* WHAT TO WORK ON: Copy every record exactly. Nothing may be skipped.

——————————

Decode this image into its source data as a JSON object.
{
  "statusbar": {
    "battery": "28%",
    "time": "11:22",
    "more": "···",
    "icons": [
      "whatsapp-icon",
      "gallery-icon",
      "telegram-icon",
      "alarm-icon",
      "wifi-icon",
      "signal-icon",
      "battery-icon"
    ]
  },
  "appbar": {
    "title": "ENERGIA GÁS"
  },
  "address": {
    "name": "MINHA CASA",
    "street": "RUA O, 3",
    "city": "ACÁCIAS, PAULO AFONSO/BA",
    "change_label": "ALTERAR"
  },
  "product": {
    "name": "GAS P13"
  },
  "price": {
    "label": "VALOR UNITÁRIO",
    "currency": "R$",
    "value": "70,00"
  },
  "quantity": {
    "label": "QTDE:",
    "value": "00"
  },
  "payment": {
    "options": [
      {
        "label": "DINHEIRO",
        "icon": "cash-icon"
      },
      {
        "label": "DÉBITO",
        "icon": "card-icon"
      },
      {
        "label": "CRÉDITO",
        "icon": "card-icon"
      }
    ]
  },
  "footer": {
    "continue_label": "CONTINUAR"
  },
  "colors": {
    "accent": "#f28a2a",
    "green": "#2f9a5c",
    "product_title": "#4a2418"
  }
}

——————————

* RESPONSE TO THE TASK:
Decode this image into its source data as a JSON object.
{
  "statusbar": {
    "battery": "28%",
    "time": "11:22",
    "more": "···",
    "icons": [
      "whatsapp-icon",
      "gallery-icon",
      "telegram-icon",
      "alarm-icon",
      "wifi-icon",
      "signal-icon",
      "battery-icon"
    ]
  },
  "appbar": {
    "title": "ENERGIA GÁS"
  },
  "address": {
    "name": "MINHA CASA",
    "street": "RUA O, 3",
    "city": "ACÁCIAS, PAULO AFONSO/BA",
    "change_label": "ALTERAR"
  },
  "product": {
    "name": "GAS P13"
  },
  "price": {
    "label": "VALOR UNITÁRIO",
    "currency": "R$",
    "value": "70,00"
  },
  "quantity": {
    "label": "QTDE:",
    "value": "00"
  },
  "payment": {
    "options": [
      {
        "label": "DINHEIRO",
        "icon": "cash-icon"
      },
      {
        "label": "DÉBITO",
        "icon": "card-icon"
      },
      {
        "label": "CRÉDITO",
        "icon": "card-icon"
      }
    ]
  },
  "footer": {
    "continue_label": "CONTINUAR"
  },
  "colors": {
    "accent": "#f28a2a",
    "green": "#2f9a5c",
    "product_title": "#4a2418"
  }
}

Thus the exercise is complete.